Where does the string "name" appear in the records? Copy each line that holds it.

RECORDS SUPPLIED Start Marker

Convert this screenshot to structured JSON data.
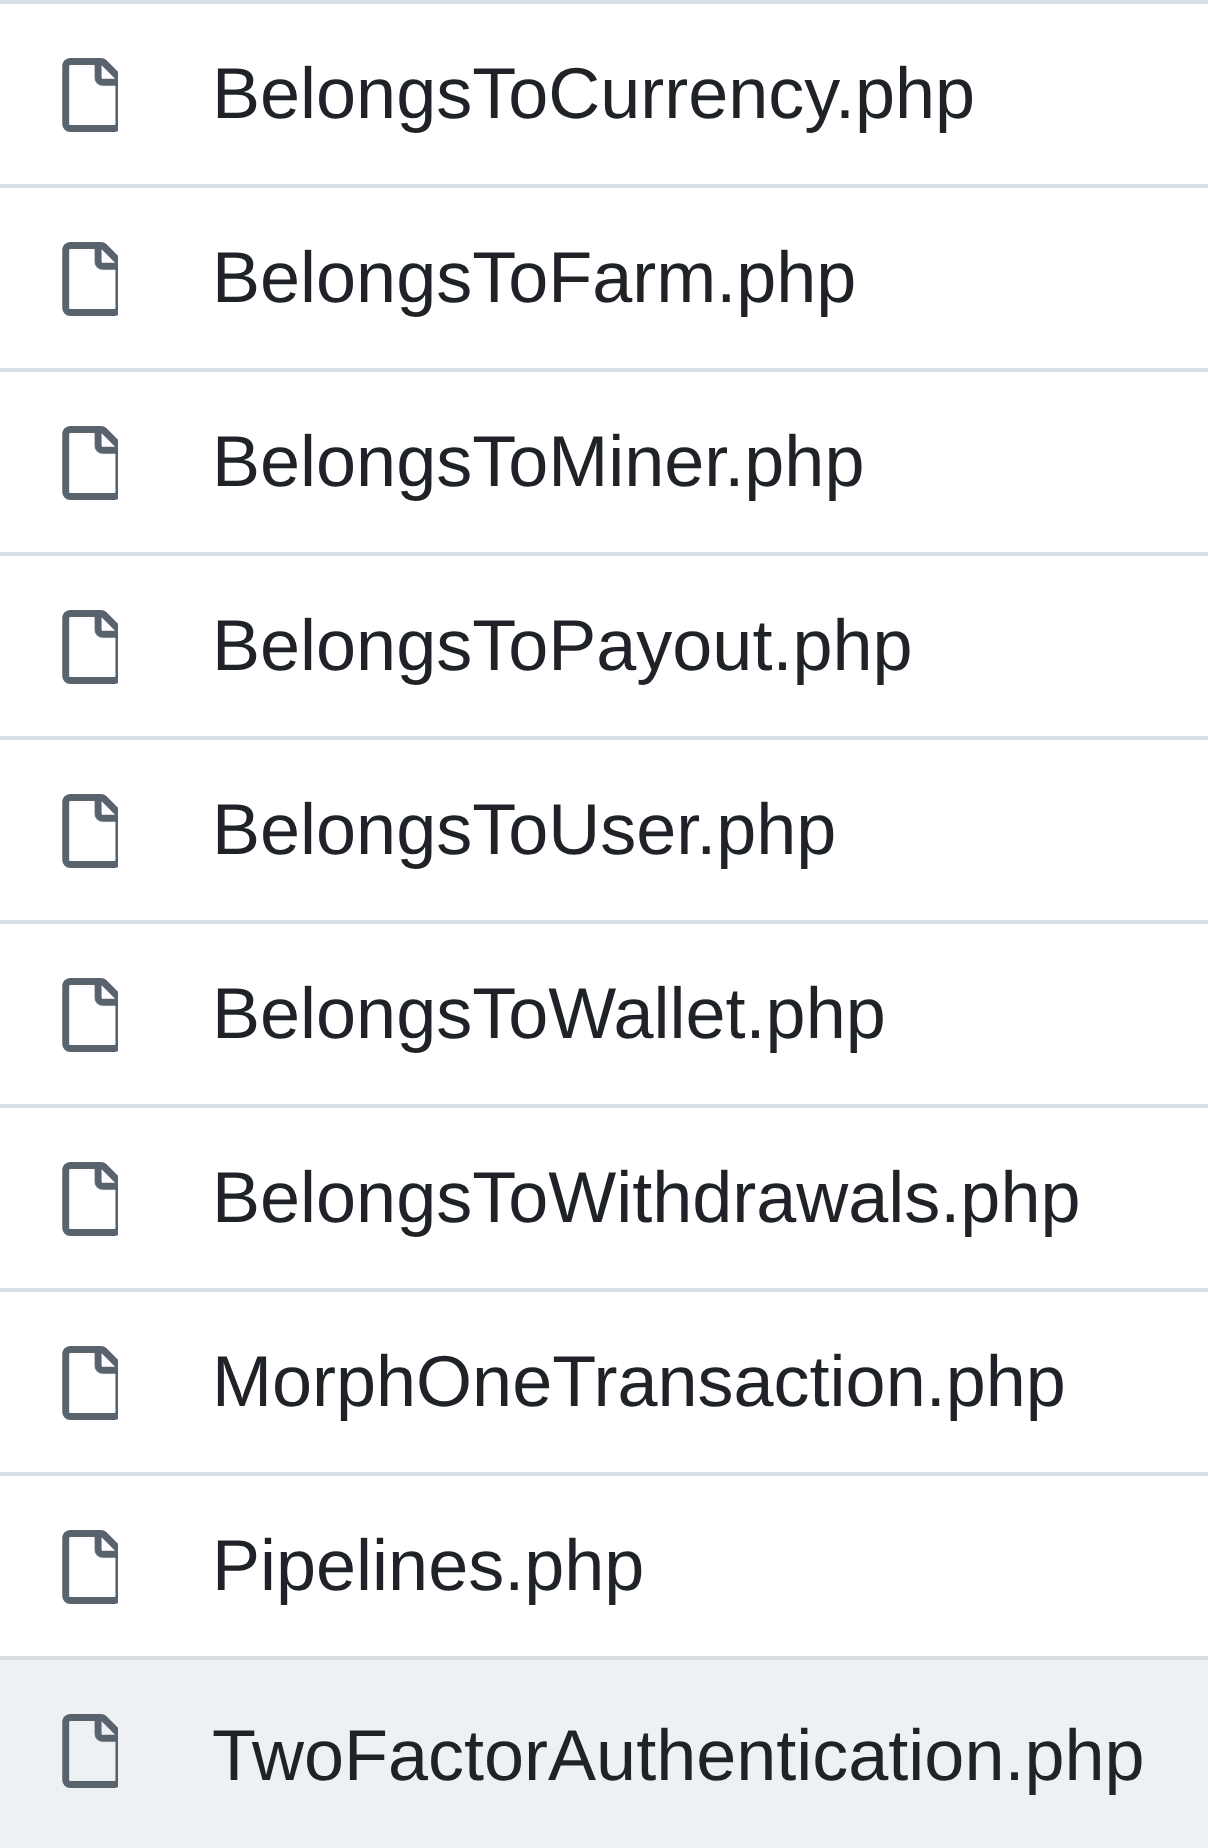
{
  "files": [
    {
      "name": "BelongsToCurrency.php",
      "highlighted": false
    },
    {
      "name": "BelongsToFarm.php",
      "highlighted": false
    },
    {
      "name": "BelongsToMiner.php",
      "highlighted": false
    },
    {
      "name": "BelongsToPayout.php",
      "highlighted": false
    },
    {
      "name": "BelongsToUser.php",
      "highlighted": false
    },
    {
      "name": "BelongsToWallet.php",
      "highlighted": false
    },
    {
      "name": "BelongsToWithdrawals.php",
      "highlighted": false
    },
    {
      "name": "MorphOneTransaction.php",
      "highlighted": false
    },
    {
      "name": "Pipelines.php",
      "highlighted": false
    },
    {
      "name": "TwoFactorAuthentication.php",
      "highlighted": true
    }
  ]
}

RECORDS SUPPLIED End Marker

### RESPONSE TO THE EXERCISE
      "name": "BelongsToCurrency.php",
      "name": "BelongsToFarm.php",
      "name": "BelongsToMiner.php",
      "name": "BelongsToPayout.php",
      "name": "BelongsToUser.php",
      "name": "BelongsToWallet.php",
      "name": "BelongsToWithdrawals.php",
      "name": "MorphOneTransaction.php",
      "name": "Pipelines.php",
      "name": "TwoFactorAuthentication.php",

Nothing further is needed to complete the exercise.